Slightly over a year ago, Maptek introduced BlastLogic, a new drill and blast accuracy management system, at its Australian Users Conference. At the time of introduction, Maptek described it as a tool that could be used to increase drill and blast accuracy by harnessing automated validation and design tools with an intuitive 3-D interface.

BlastLogic is designed to maintain an historical record of all drilling activity in a single managed location and interfaces with supported third-party drill navigation sys-tems. The product is intended to assist clients in obtaining superior blast accuracy and performance through intelligent blast design, made possible by fusing the distinct data sets associated with mine planning, drill guidance, field survey, load design parameters and post-blast evaluation.

Using BlastLogic, collar location and dimensions are updated automatically from drill rig navigation systems or field survey. Dip, backfill and charge sheets are auto-matically generated. Ruggedized tablets provide electronic data sharing in the field, extending immediate access to data. Site-defined load design rules are applied across a pattern and can be further refined on a hole-by-hole basis.

According to Maptek, BlastLogic is con-figured to site-specific parameters. Preferred tolerances and thresholds can be established for the automated validation process, while a library of blast products and charge rules can be defined and maintained.

Mark Roberts, Maptek’s manager of blast accuracy solutions, recently noted that BlastLogic’s capabilities fit well with a criti-cal trend in the mining industry—the need for changes in technology that allow time-poor personnel to complete both complex and routine tasks effortlessly.

Roberts points out that the spatial loca-tion of a drill pattern derived from mine planning systems such as Vulcan can be dis-played using BlastLogic, along with known in-pit variations such as as-drilled dimen-sions obtained from high precision drill nav-igation systems, or hydrographical and fall-back data from field surveys.

It provides immediate access to dis-parate drill and survey data that allows engi-neers to quickly adapt a blast design to actu-al conditions in the pit. As a result, blast performance can be optimized along with subsequent downstream processes such as dig rates and process throughput.

Roberts also said that automated func-tionality embedded in BlastLogic allows users to validate as-drilled holes to design within site-defined parameters. This proce-dure flags any holes outside of design spec-ification, allowing for quick decisions on re-drill or backfill.

Generation of dip, backfill and charge sheets by user-defined pattern is completed at a click of a button. BlastLogic also calcu-lates the required backfill rate. In the case of a charge sheet, the system determines the placement, type and amount of explo-sive materials pertinent to the site load design parameters.
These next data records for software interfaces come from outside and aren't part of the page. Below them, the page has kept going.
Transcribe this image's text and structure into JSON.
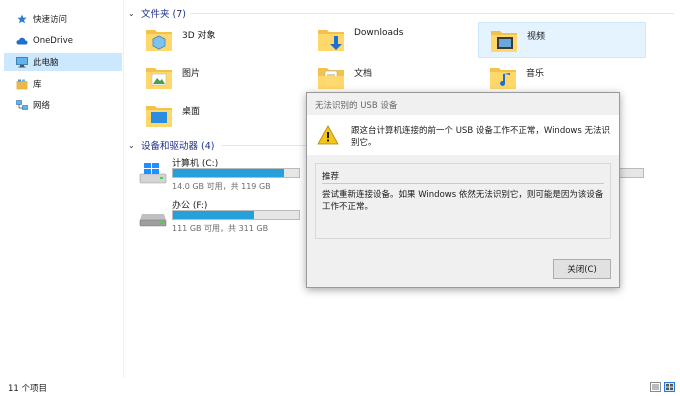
{
  "sidebar": {
    "items": [
      {
        "label": "快速访问",
        "icon": "star-icon"
      },
      {
        "label": "OneDrive",
        "icon": "cloud-icon"
      },
      {
        "label": "此电脑",
        "icon": "computer-icon",
        "selected": true
      },
      {
        "label": "库",
        "icon": "library-icon"
      },
      {
        "label": "网络",
        "icon": "network-icon"
      }
    ]
  },
  "folders_group": {
    "label": "文件夹 (7)",
    "items": [
      {
        "label": "3D 对象",
        "icon": "3d-objects-folder-icon"
      },
      {
        "label": "Downloads",
        "icon": "downloads-folder-icon"
      },
      {
        "label": "视频",
        "icon": "videos-folder-icon",
        "selected": true
      },
      {
        "label": "图片",
        "icon": "pictures-folder-icon"
      },
      {
        "label": "文档",
        "icon": "documents-folder-icon"
      },
      {
        "label": "音乐",
        "icon": "music-folder-icon"
      },
      {
        "label": "桌面",
        "icon": "desktop-folder-icon"
      }
    ]
  },
  "drives_group": {
    "label": "设备和驱动器 (4)",
    "items": [
      {
        "label": "计算机 (C:)",
        "free_text": "14.0 GB 可用，共 119 GB",
        "used_fraction": 0.88,
        "icon": "windows-drive-icon"
      },
      {
        "label": "办公 (F:)",
        "free_text": "111 GB 可用，共 311 GB",
        "used_fraction": 0.64,
        "icon": "hard-drive-icon"
      }
    ]
  },
  "status": {
    "item_count": "11 个项目"
  },
  "dialog": {
    "title": "无法识别的 USB 设备",
    "message": "跟这台计算机连接的前一个 USB 设备工作不正常，Windows 无法识别它。",
    "recommendation_heading": "推荐",
    "recommendation_text": "尝试重新连接设备。如果 Windows 依然无法识别它，则可能是因为该设备工作不正常。",
    "close_label": "关闭(C)"
  },
  "colors": {
    "accent": "#26a0da",
    "selection": "#cce8ff",
    "header_text": "#1e3287"
  }
}
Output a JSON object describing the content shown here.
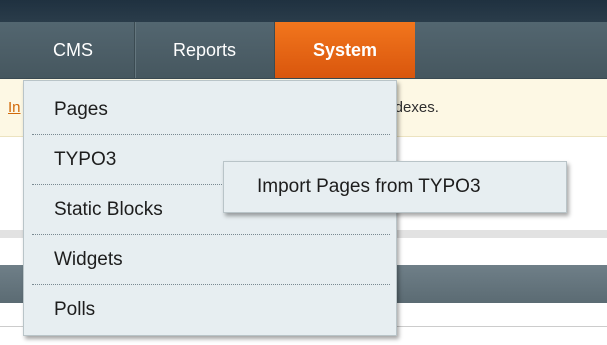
{
  "nav": {
    "items": [
      {
        "label": "CMS"
      },
      {
        "label": "Reports"
      },
      {
        "label": "System"
      }
    ]
  },
  "notice": {
    "left_link": "In",
    "text": "indexes."
  },
  "dropdown": {
    "items": [
      {
        "label": "Pages"
      },
      {
        "label": "TYPO3"
      },
      {
        "label": "Static Blocks"
      },
      {
        "label": "Widgets"
      },
      {
        "label": "Polls"
      }
    ],
    "submenu": {
      "items": [
        {
          "label": "Import Pages from TYPO3"
        }
      ]
    }
  },
  "colors": {
    "active_tab": "#e8651a",
    "nav_bg": "#4e6068",
    "notice_bg": "#fdf8e4",
    "menu_bg": "#e7eef1"
  }
}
Another useful automated feature, according to Roberts, is the time-dependent fallback analysis derived from the collated dipping data in BlastLogic’s SQL database. This enables the optimization of over-drill across a pattern or zones in the pit, given a known lag between drilling and blasting.

As featured in Womp 2012 Vol 07 -